|1.11||Admission authorities must state clearly in their arrangements what they mean by ‘sibling’ (for example whether this includes step siblings, foster siblings, adopted siblings and other children living permanently at the same address or siblings who are former pupils of the school)|
|1.14||Catchment areas must be designed so that they’re reasonable and clearly defined|
|1.16||If admission authorities decide to use social and medical need as an over-subscription criterion, they must set out in their arrangements how they will define this need and give clear details about what supporting evidence will be required (for example a letter from a doctor or social worker) and then make consistent decisions based on the evidence provided|
|2.8||If the school is not oversubscribed, all applicants must be offered a place, with the exception of designated grammar schools|
|Each relevant age group must have admission arrangements, including an admission number and over-subscription criteria. Some schools (for example schools with sixth forms which admit children into the sixth form) may have more than one relevant age group|
Since September 2013, academies and free schools are able to accept in-year admission applications directly from parents.
An in-year admission application is one that is made outside of the normal time of transfer between schools, for example when a family moves house part way through a school year.
Local authorities are still required to co-ordinate admission applications in the normal admissions round.
Your academy should say on its website that it is receiving and deciding in-year applications.
Your academy should say on its website that it is receiving and deciding in-year applications from 1 September 2013, if it plans to do so. Your academy can also continue to use the local authority to co-ordinate in-year admission if this suits local circumstances better.
Your academy must also:
- allocate places on the basis of the published over-subscription criteria
- inform local authorities of all applications and their outcome
- inform parents of their right of appeal against the refusal of a place
- comply with the code, paying particular attention to chapter 3
- participate fully in locally agreed fair access protocols
You can read more about fair access protocols and the Secretary of State’s powers to direct an academy to admit a child following an application from a local authority on GOV.UK.
Academy admission appeals
Any applicant refused a place at a maintained school or an academy has a right of appeal to an independent appeal panel established by the admission authority for that school. Admission authorities must publish their appeals timetable on their website by 28 February 2018.
Information about admission appeals can be found on GOV.UK.
Academy admission appeals complaints
Education and Skills Funding Agency (ESFA) receives any complaint made by an applicant about the way admissions appeals are carried out at academies, free schools, university technical colleges and studio schools.
ESFA has reviewed the complaints it received in 2014 about independent appeal panels (IAPs) and has set out the review findings and some suggestions to help you make sure that future appeals comply with the School Admission Appeals Code.

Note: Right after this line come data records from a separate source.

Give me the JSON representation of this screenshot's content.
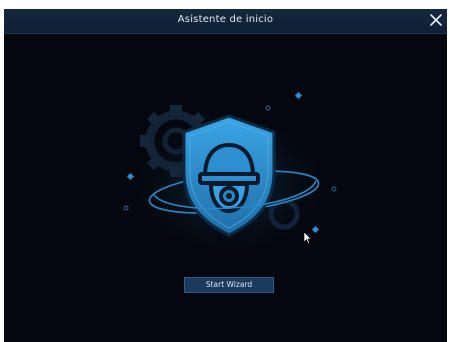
{
  "dialog": {
    "title": "Asistente de inicio",
    "close_icon": "close-icon"
  },
  "hero": {
    "illustration": "security-camera-shield-illustration",
    "icons": [
      "shield-icon",
      "dome-camera-icon",
      "gear-icon",
      "orbit-ring-icon"
    ]
  },
  "actions": {
    "start_label": "Start Wizard"
  },
  "colors": {
    "background": "#04070d",
    "titlebar": "#10233a",
    "accent": "#2e8fd0",
    "button": "#1b3a5e"
  }
}
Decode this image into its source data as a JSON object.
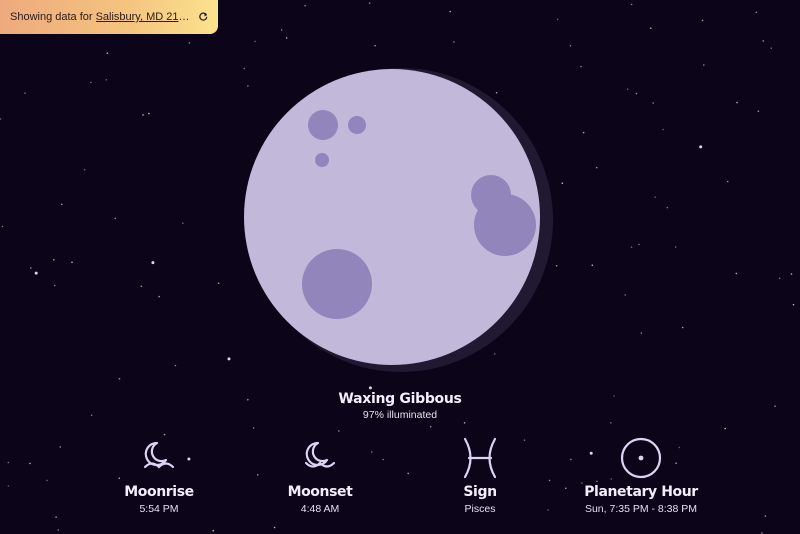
{
  "colors": {
    "sky": "#0c0418",
    "moon_lit": "#c2b8da",
    "moon_crater": "#9185bc",
    "moon_shadow": "#211932",
    "icon_stroke": "#ddd4f4"
  },
  "location_bar": {
    "prefix": "Showing data for",
    "location": "Salisbury, MD 21804...",
    "refresh_icon": "refresh-icon"
  },
  "moon": {
    "phase": "Waxing Gibbous",
    "illumination_text": "97% illuminated",
    "illumination": 0.97
  },
  "stats": [
    {
      "icon": "moonrise-icon",
      "label": "Moonrise",
      "value": "5:54 PM"
    },
    {
      "icon": "moonset-icon",
      "label": "Moonset",
      "value": "4:48 AM"
    },
    {
      "icon": "pisces-icon",
      "label": "Sign",
      "value": "Pisces"
    },
    {
      "icon": "sun-symbol-icon",
      "label": "Planetary Hour",
      "value": "Sun, 7:35 PM - 8:38 PM"
    }
  ]
}
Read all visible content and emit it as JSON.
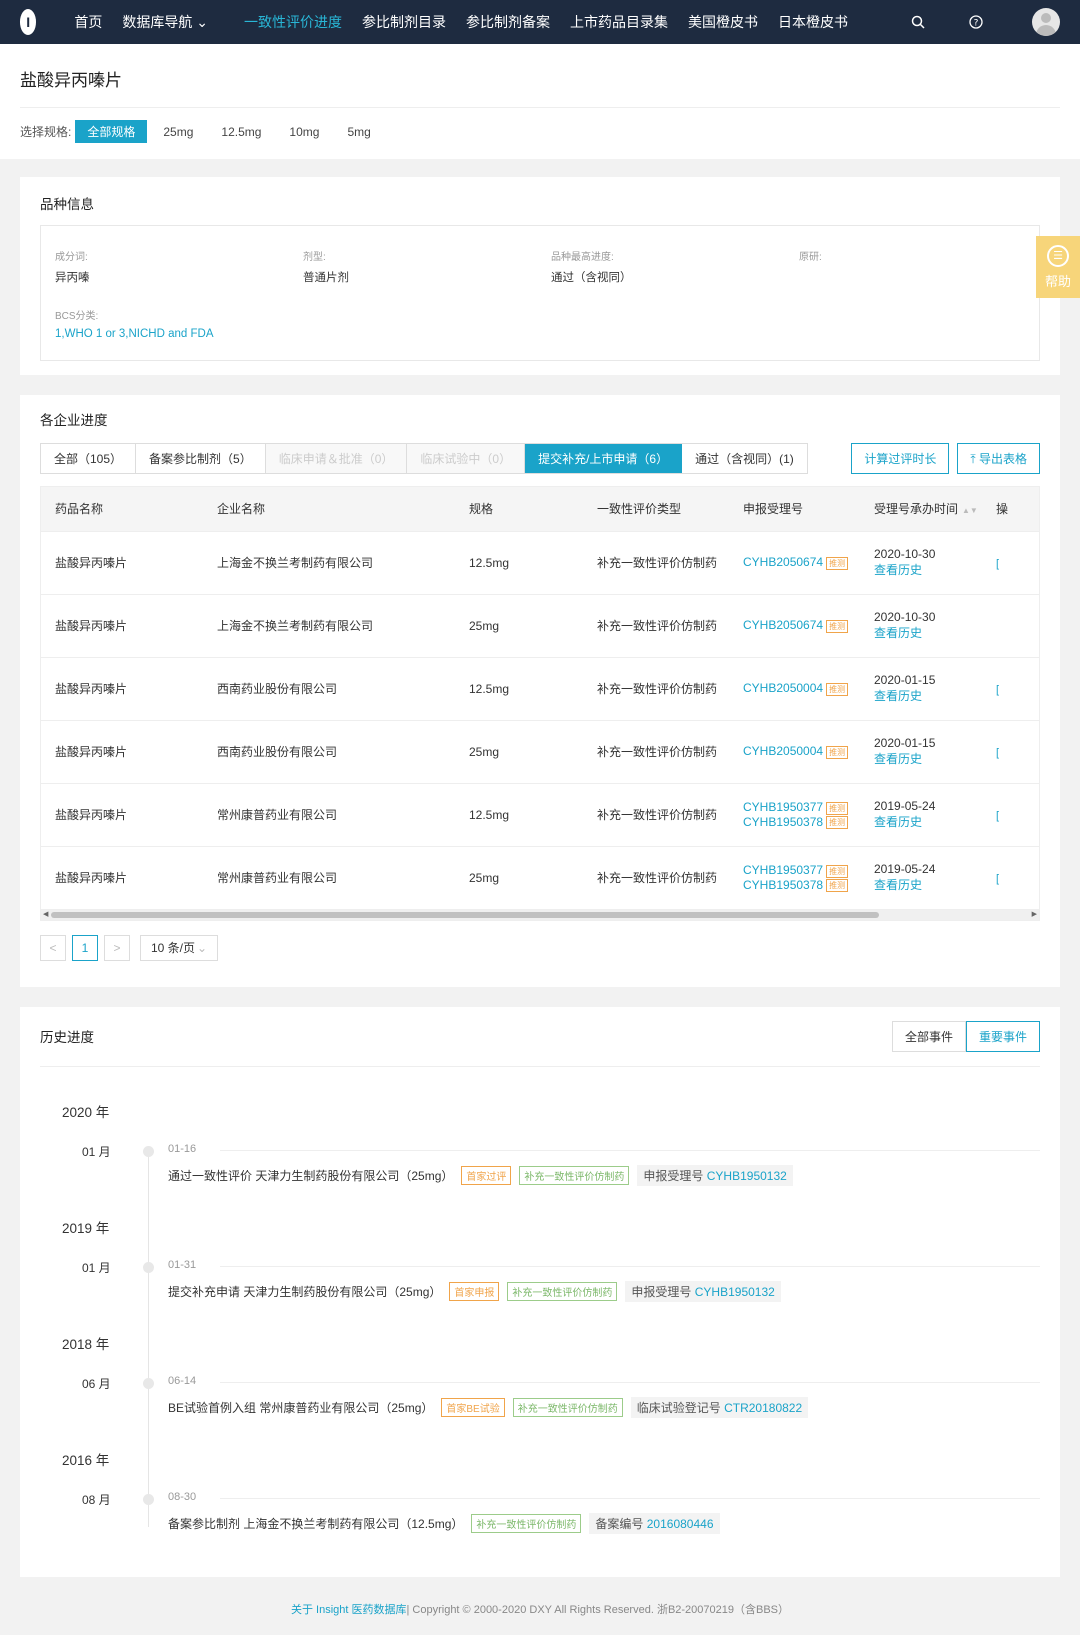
{
  "nav": {
    "logo": "I",
    "items": [
      "首页",
      "数据库导航 ⌄",
      "一致性评价进度",
      "参比制剂目录",
      "参比制剂备案",
      "上市药品目录集",
      "美国橙皮书",
      "日本橙皮书"
    ]
  },
  "drug": {
    "title": "盐酸异丙嗪片",
    "spec_label": "选择规格:",
    "specs": [
      "全部规格",
      "25mg",
      "12.5mg",
      "10mg",
      "5mg"
    ]
  },
  "info": {
    "title": "品种信息",
    "fields": [
      {
        "k": "成分词:",
        "v": "异丙嗪"
      },
      {
        "k": "剂型:",
        "v": "普通片剂"
      },
      {
        "k": "品种最高进度:",
        "v": "通过（含视同）"
      },
      {
        "k": "原研:",
        "v": ""
      },
      {
        "k": "BCS分类:",
        "v": "1,WHO 1 or 3,NICHD and FDA"
      }
    ]
  },
  "help": {
    "label": "帮助"
  },
  "progress": {
    "title": "各企业进度",
    "tabs": [
      "全部（105）",
      "备案参比制剂（5）",
      "临床申请＆批准（0）",
      "临床试验中（0）",
      "提交补充/上市申请（6）",
      "通过（含视同）(1)"
    ],
    "btn_calc": "计算过评时长",
    "btn_export": "导出表格",
    "columns": [
      "药品名称",
      "企业名称",
      "规格",
      "一致性评价类型",
      "申报受理号",
      "受理号承办时间",
      "操"
    ],
    "tag": "推测",
    "history_link": "查看历史",
    "rows": [
      {
        "name": "盐酸异丙嗪片",
        "company": "上海金不换兰考制药有限公司",
        "spec": "12.5mg",
        "type": "补充一致性评价仿制药",
        "nos": [
          "CYHB2050674"
        ],
        "date": "2020-10-30"
      },
      {
        "name": "盐酸异丙嗪片",
        "company": "上海金不换兰考制药有限公司",
        "spec": "25mg",
        "type": "补充一致性评价仿制药",
        "nos": [
          "CYHB2050674"
        ],
        "date": "2020-10-30"
      },
      {
        "name": "盐酸异丙嗪片",
        "company": "西南药业股份有限公司",
        "spec": "12.5mg",
        "type": "补充一致性评价仿制药",
        "nos": [
          "CYHB2050004"
        ],
        "date": "2020-01-15"
      },
      {
        "name": "盐酸异丙嗪片",
        "company": "西南药业股份有限公司",
        "spec": "25mg",
        "type": "补充一致性评价仿制药",
        "nos": [
          "CYHB2050004"
        ],
        "date": "2020-01-15"
      },
      {
        "name": "盐酸异丙嗪片",
        "company": "常州康普药业有限公司",
        "spec": "12.5mg",
        "type": "补充一致性评价仿制药",
        "nos": [
          "CYHB1950377",
          "CYHB1950378"
        ],
        "date": "2019-05-24"
      },
      {
        "name": "盐酸异丙嗪片",
        "company": "常州康普药业有限公司",
        "spec": "25mg",
        "type": "补充一致性评价仿制药",
        "nos": [
          "CYHB1950377",
          "CYHB1950378"
        ],
        "date": "2019-05-24"
      }
    ],
    "pager": {
      "prev": "<",
      "page": "1",
      "next": ">",
      "size": "10 条/页"
    }
  },
  "history": {
    "title": "历史进度",
    "btn_all": "全部事件",
    "btn_key": "重要事件",
    "groups": [
      {
        "year": "2020 年",
        "month": "01 月",
        "date": "01-16",
        "event": "通过一致性评价",
        "company": "天津力生制药股份有限公司（25mg）",
        "tags": [
          {
            "t": "首家过评",
            "c": "orange"
          },
          {
            "t": "补充一致性评价仿制药",
            "c": "green"
          }
        ],
        "ref_label": "申报受理号",
        "ref": "CYHB1950132"
      },
      {
        "year": "2019 年",
        "month": "01 月",
        "date": "01-31",
        "event": "提交补充申请",
        "company": "天津力生制药股份有限公司（25mg）",
        "tags": [
          {
            "t": "首家申报",
            "c": "orange"
          },
          {
            "t": "补充一致性评价仿制药",
            "c": "green"
          }
        ],
        "ref_label": "申报受理号",
        "ref": "CYHB1950132"
      },
      {
        "year": "2018 年",
        "month": "06 月",
        "date": "06-14",
        "event": "BE试验首例入组",
        "company": "常州康普药业有限公司（25mg）",
        "tags": [
          {
            "t": "首家BE试验",
            "c": "orange"
          },
          {
            "t": "补充一致性评价仿制药",
            "c": "green"
          }
        ],
        "ref_label": "临床试验登记号",
        "ref": "CTR20180822"
      },
      {
        "year": "2016 年",
        "month": "08 月",
        "date": "08-30",
        "event": "备案参比制剂",
        "company": "上海金不换兰考制药有限公司（12.5mg）",
        "tags": [
          {
            "t": "补充一致性评价仿制药",
            "c": "green"
          }
        ],
        "ref_label": "备案编号",
        "ref": "2016080446"
      }
    ]
  },
  "footer": {
    "link": "关于 Insight 医药数据库",
    "text": " | Copyright © 2000-2020 DXY All Rights Reserved. 浙B2-20070219（含BBS）"
  },
  "colors": {
    "accent": "#1aa3c9",
    "nav_bg": "#1e2b40",
    "help_bg": "#f7d57a",
    "tag_orange": "#f0a44a",
    "tag_green": "#7cb86a"
  }
}
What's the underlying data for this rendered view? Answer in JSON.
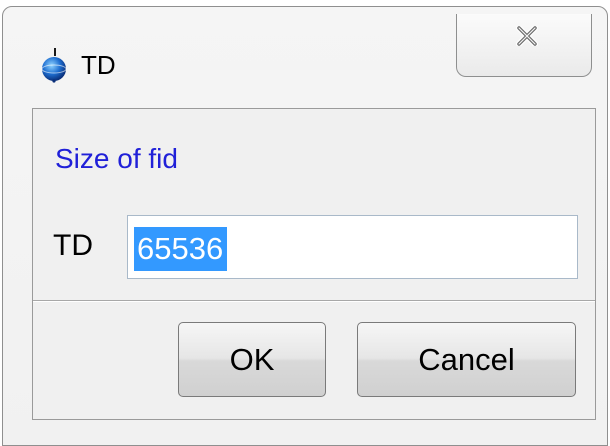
{
  "window": {
    "title": "TD",
    "icon": "app-globe-icon",
    "close_icon": "close-icon"
  },
  "dialog": {
    "prompt": "Size of fid",
    "field_label": "TD",
    "field_value": "65536",
    "field_value_selected": true
  },
  "buttons": {
    "ok_label": "OK",
    "cancel_label": "Cancel"
  },
  "colors": {
    "prompt_text": "#2020d8",
    "selection_bg": "#3399ff",
    "dialog_bg": "#f0f0f0"
  }
}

Many of the findings are easily addressed and will reduce the risk of future complaints. Examples include making sure clerks’ records of appeal hearings are full and legible and providing plain English decision letters that clearly explain why the appeal was unsuccessful.
In order to avoid these and other common pitfalls during future rounds of appeals, ESFA strongly advises you to read the review findings and discuss these with your clerking service.
We have also produced a factsheet to help parents understand the types of admission appeals complaints the ESFA can investigate. We ask that clerks include a copy of the factsheet (or a link) with the panel’s decision letter.